(Exercise data)

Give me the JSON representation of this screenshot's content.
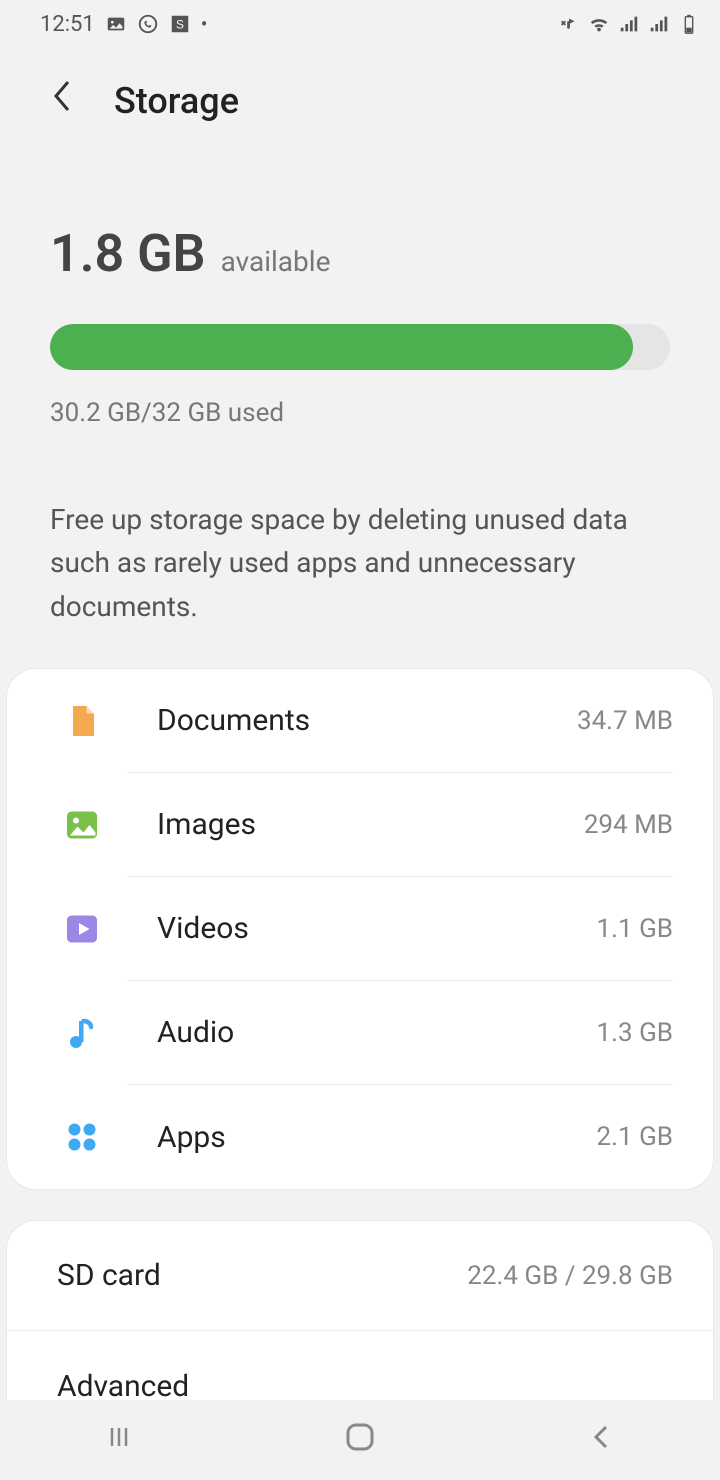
{
  "status": {
    "time": "12:51"
  },
  "header": {
    "title": "Storage"
  },
  "summary": {
    "available_size": "1.8 GB",
    "available_label": "available",
    "used_text": "30.2 GB/32 GB used",
    "progress_percent": 94
  },
  "tip": "Free up storage space by deleting unused data such as rarely used apps and unnecessary documents.",
  "categories": [
    {
      "label": "Documents",
      "size": "34.7 MB",
      "icon": "document",
      "color": "#f5a94f"
    },
    {
      "label": "Images",
      "size": "294 MB",
      "icon": "image",
      "color": "#7ac14b"
    },
    {
      "label": "Videos",
      "size": "1.1 GB",
      "icon": "video",
      "color": "#9b88e6"
    },
    {
      "label": "Audio",
      "size": "1.3 GB",
      "icon": "audio",
      "color": "#3fa9f5"
    },
    {
      "label": "Apps",
      "size": "2.1 GB",
      "icon": "apps",
      "color": "#3fa9f5"
    }
  ],
  "extra": {
    "sdcard_label": "SD card",
    "sdcard_value": "22.4 GB / 29.8 GB",
    "advanced_label": "Advanced"
  }
}
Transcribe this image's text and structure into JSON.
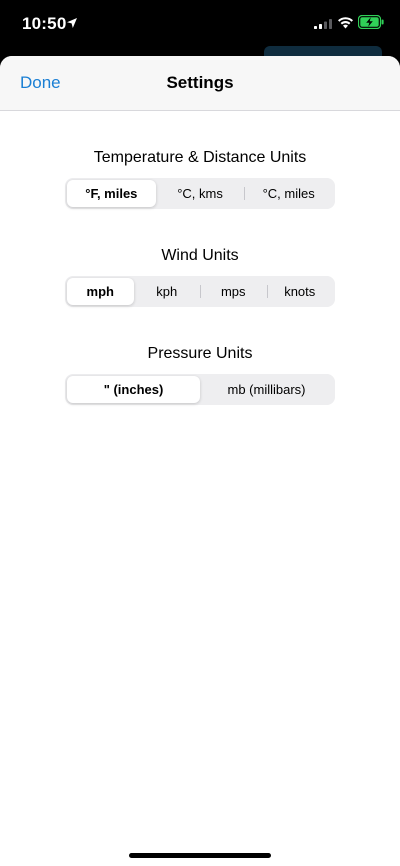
{
  "status_bar": {
    "time": "10:50",
    "icons": [
      "location-arrow-icon",
      "cellular-signal-icon",
      "wifi-icon",
      "battery-charging-icon"
    ],
    "battery_color": "#30d158"
  },
  "nav": {
    "done_label": "Done",
    "title": "Settings"
  },
  "colors": {
    "accent": "#1a7fd4",
    "segment_bg": "#eeeef0",
    "nav_bg": "#f7f7f7"
  },
  "sections": {
    "temperature": {
      "label": "Temperature & Distance Units",
      "options": [
        "°F, miles",
        "°C, kms",
        "°C, miles"
      ],
      "selected": "°F, miles"
    },
    "wind": {
      "label": "Wind Units",
      "options": [
        "mph",
        "kph",
        "mps",
        "knots"
      ],
      "selected": "mph"
    },
    "pressure": {
      "label": "Pressure Units",
      "options": [
        "\" (inches)",
        "mb (millibars)"
      ],
      "selected": "\" (inches)"
    }
  }
}
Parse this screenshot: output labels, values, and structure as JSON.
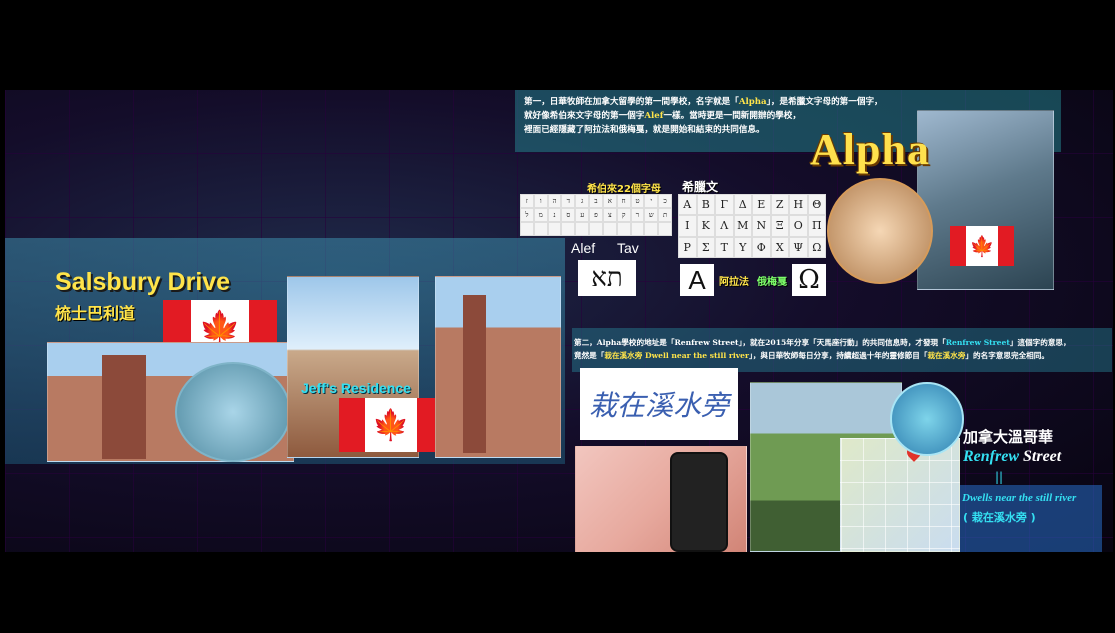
{
  "upper_text": {
    "line1_a": "第一，日華牧師在加拿大留學的第一間學校，名字就是「",
    "line1_hl": "Alpha",
    "line1_b": "」，是希臘文字母的第一個字，",
    "line2_a": "就好像希伯來文字母的第一個字",
    "line2_hl": "Alef",
    "line2_b": "一樣。當時更是一間新開辦的學校，",
    "line3": "裡面已經隱藏了阿拉法和俄梅戛，就是開始和結束的共同信息。"
  },
  "alpha_title": "Alpha",
  "hebrew_label": "希伯來22個字母",
  "greek_label": "希臘文",
  "greek_rows": [
    [
      "Α",
      "Β",
      "Γ",
      "Δ",
      "Ε",
      "Ζ",
      "Η",
      "Θ"
    ],
    [
      "Ι",
      "Κ",
      "Λ",
      "Μ",
      "Ν",
      "Ξ",
      "Ο",
      "Π"
    ],
    [
      "Ρ",
      "Σ",
      "Τ",
      "Υ",
      "Φ",
      "Χ",
      "Ψ",
      "Ω"
    ]
  ],
  "alef_label": "Alef",
  "tav_label": "Tav",
  "hebrew_glyphs": "תא",
  "alpha_glyph": "A",
  "omega_glyph": "Ω",
  "alpha_cn": "阿拉法",
  "omega_cn": "俄梅戛",
  "salsbury_title": "Salsbury Drive",
  "salsbury_cn": "梳士巴利道",
  "residence_label": "Jeff's Residence",
  "lower_text": {
    "line1_a": "第二，Alpha學校的地址是「Renfrew Street」，就在2015年分享「天馬座行動」的共同信息時，才發現「",
    "line1_hl": "Renfrew Street",
    "line1_b": "」這個字的意思，",
    "line2_a": "竟然是「",
    "line2_hl": "栽在溪水旁 Dwell near the still river",
    "line2_b": "」，與日華牧師每日分享，持續超過十年的靈修節目「",
    "line2_hl2": "栽在溪水旁",
    "line2_c": "」的名字意思完全相同。"
  },
  "calligraphy": "栽在溪水旁",
  "vancouver_cn": "加拿大溫哥華",
  "renfrew_italic": "Renfrew",
  "street_word": "Street",
  "equals_mark": "||",
  "dwells_text": "Dwells near the still river",
  "dwells_cn": "( 栽在溪水旁 )",
  "maple_icon": "🍁",
  "colors": {
    "accent_yellow": "#ffe44a",
    "accent_cyan": "#34e0f2",
    "flag_red": "#e21b23"
  }
}
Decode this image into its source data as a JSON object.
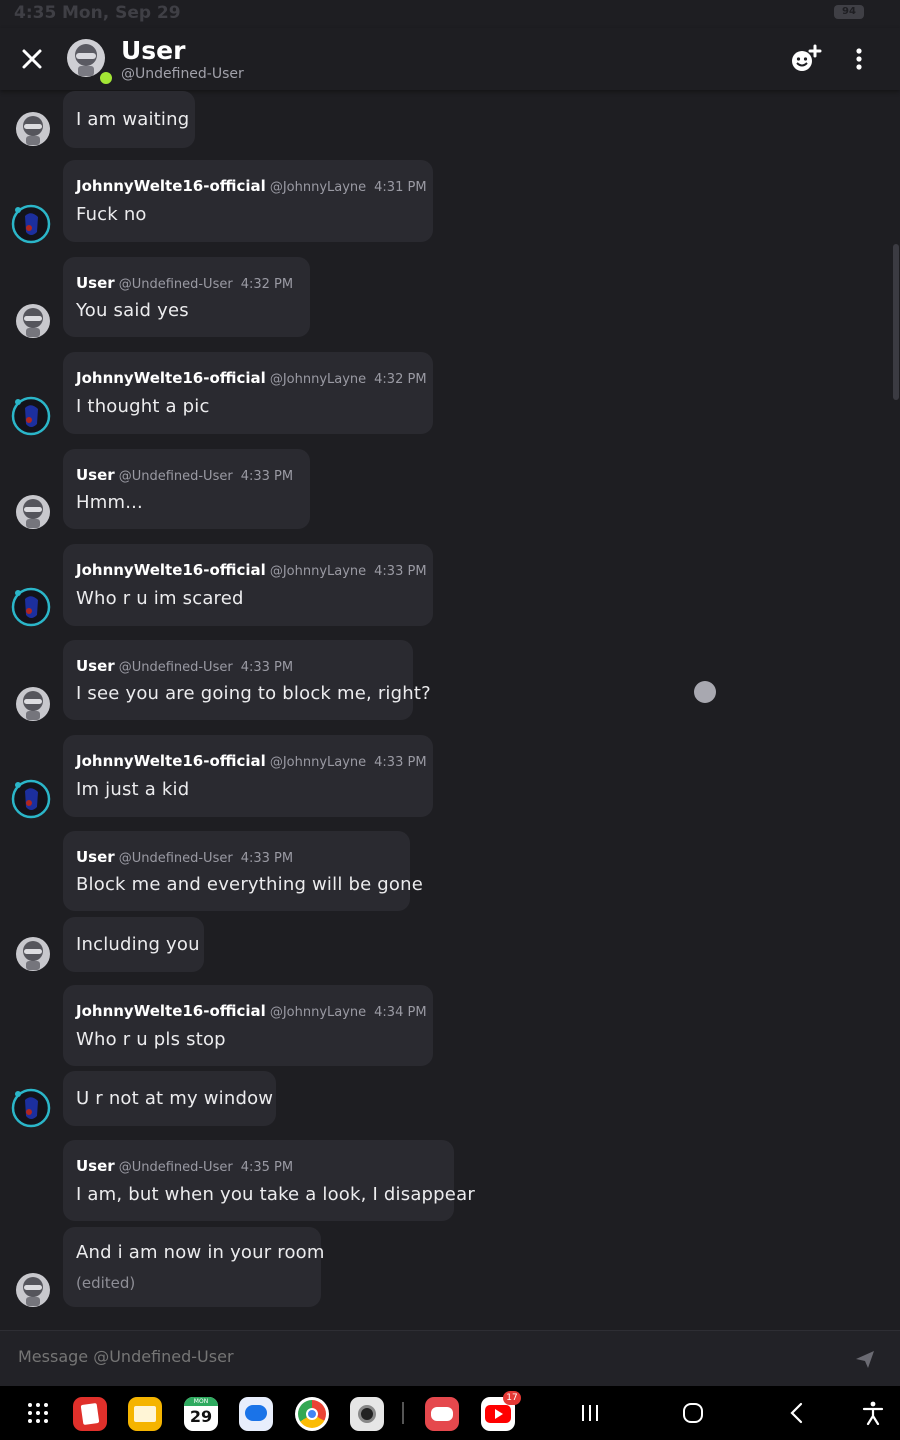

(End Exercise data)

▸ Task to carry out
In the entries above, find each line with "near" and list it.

▸ Written solution
    "line2_hl": "栽在溪水旁 Dwell near the still river",
  "dwells_text": "Dwells near the still river",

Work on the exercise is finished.